The term "personality" refers to a person's patterns of thinking, feeling and acting. Some aspects of personality are useful in thinking about career development.

Four themes for describing personality have been developed from the work of psychologist Carl Jung in a model and tool called the Myers-Briggs Type Indicator (MBTI). The model describes four areas of personality, with two possible preferences in each area. People have a natural preference in each area. These preferences are NOT about knowledge, skills or abilities, and there is no right or wrong preference.


Every person uses all of the preferences at times, but one preference or the other on each scale usually feels more natural. Try signing your name with the opposite hand from the one you usually use. What did it feel like? What differences do you notice about your signature itself?

People often say that it felt unnatural, and that it required all their concentration. The result may appear awkward, even though their name is recognizable. The preferences described here are like that. For example, some people generally prefer to make decisions with an eye to harmony and what's best for themselves and others (Feeling preference). In some situations, they might make decisions based on an objective assessment of the logical consequences (Thinking preference), but they might not feel as comfortable in the process, or as confident in the decision.

The combination of a person's preferences in these four areas comprises their personality type. There are sixteen types, which are referred to by the initials of the four preferences (e.g. INTP, ESFJ).

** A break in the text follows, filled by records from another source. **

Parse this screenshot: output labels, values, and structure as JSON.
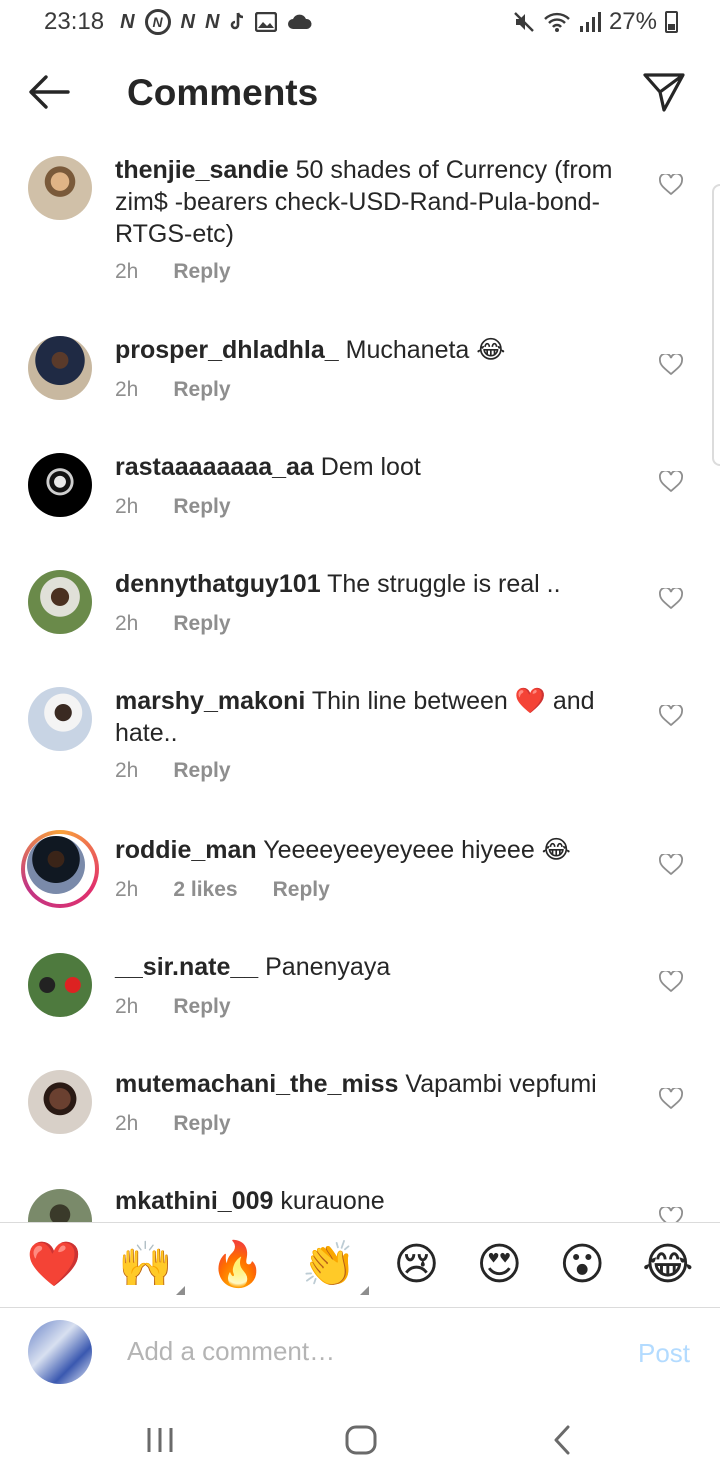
{
  "status_bar": {
    "time": "23:18",
    "notification_icons": [
      "N",
      "N",
      "N",
      "N"
    ],
    "battery": "27%",
    "icons": [
      "mute-icon",
      "wifi-icon",
      "signal-icon",
      "battery-icon",
      "tiktok-icon",
      "gallery-icon",
      "cloud-icon"
    ]
  },
  "header": {
    "title": "Comments",
    "back_icon": "arrow-left-icon",
    "share_icon": "paper-plane-icon"
  },
  "comments": [
    {
      "username": "thenjie_sandie",
      "text": "50 shades of Currency (from zim$ -bearers check-USD-Rand-Pula-bond-RTGS-etc)",
      "time": "2h",
      "reply": "Reply",
      "avatar_color": "#c9a27a"
    },
    {
      "username": "prosper_dhladhla_",
      "text": "Muchaneta 😂",
      "time": "2h",
      "reply": "Reply",
      "avatar_color": "#9b7a5a"
    },
    {
      "username": "rastaaaaaaaa_aa",
      "text": "Dem loot",
      "time": "2h",
      "reply": "Reply",
      "avatar_color": "#000000"
    },
    {
      "username": "dennythatguy101",
      "text": "The struggle is real ..",
      "time": "2h",
      "reply": "Reply",
      "avatar_color": "#8a9a6a"
    },
    {
      "username": "marshy_makoni",
      "text": "Thin line between ❤️ and hate..",
      "time": "2h",
      "reply": "Reply",
      "avatar_color": "#bcc8d8"
    },
    {
      "username": "roddie_man",
      "text": "Yeeeeyeeyeyeee hiyeee 😂",
      "time": "2h",
      "likes": "2 likes",
      "reply": "Reply",
      "avatar_color": "#2a3a6a"
    },
    {
      "username": "__sir.nate__",
      "text": "Panenyaya",
      "time": "2h",
      "reply": "Reply",
      "avatar_color": "#5a7a4a"
    },
    {
      "username": "mutemachani_the_miss",
      "text": "Vapambi vepfumi",
      "time": "2h",
      "reply": "Reply",
      "avatar_color": "#b8a898"
    },
    {
      "username": "mkathini_009",
      "text": "kurauone",
      "time": "",
      "reply": "",
      "avatar_color": "#6a7a5a"
    }
  ],
  "emoji_bar": [
    "❤️",
    "🙌",
    "🔥",
    "👏",
    "😢",
    "😍",
    "😮",
    "😂"
  ],
  "comment_input": {
    "placeholder": "Add a comment…",
    "post_label": "Post"
  },
  "colors": {
    "username": "#262626",
    "meta": "#8e8e8e",
    "post_disabled": "#b3dbff",
    "divider": "#dbdbdb"
  }
}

People tend to be attracted to and experience more satisfaction in careers in which they can express and use their preferences. For instance, work that requires the type of perception or decision-making that comes naturally to a person may lead to more effectiveness and confidence.

The Learning + Organizational Development (L+OD) offers a series of career development workshops; one in particular explores personality type and its relationship to work and career: Assessing Personality Type and Your Career with the Myers-Briggs Type Indicator. Register at the UCB Learning Center through blu.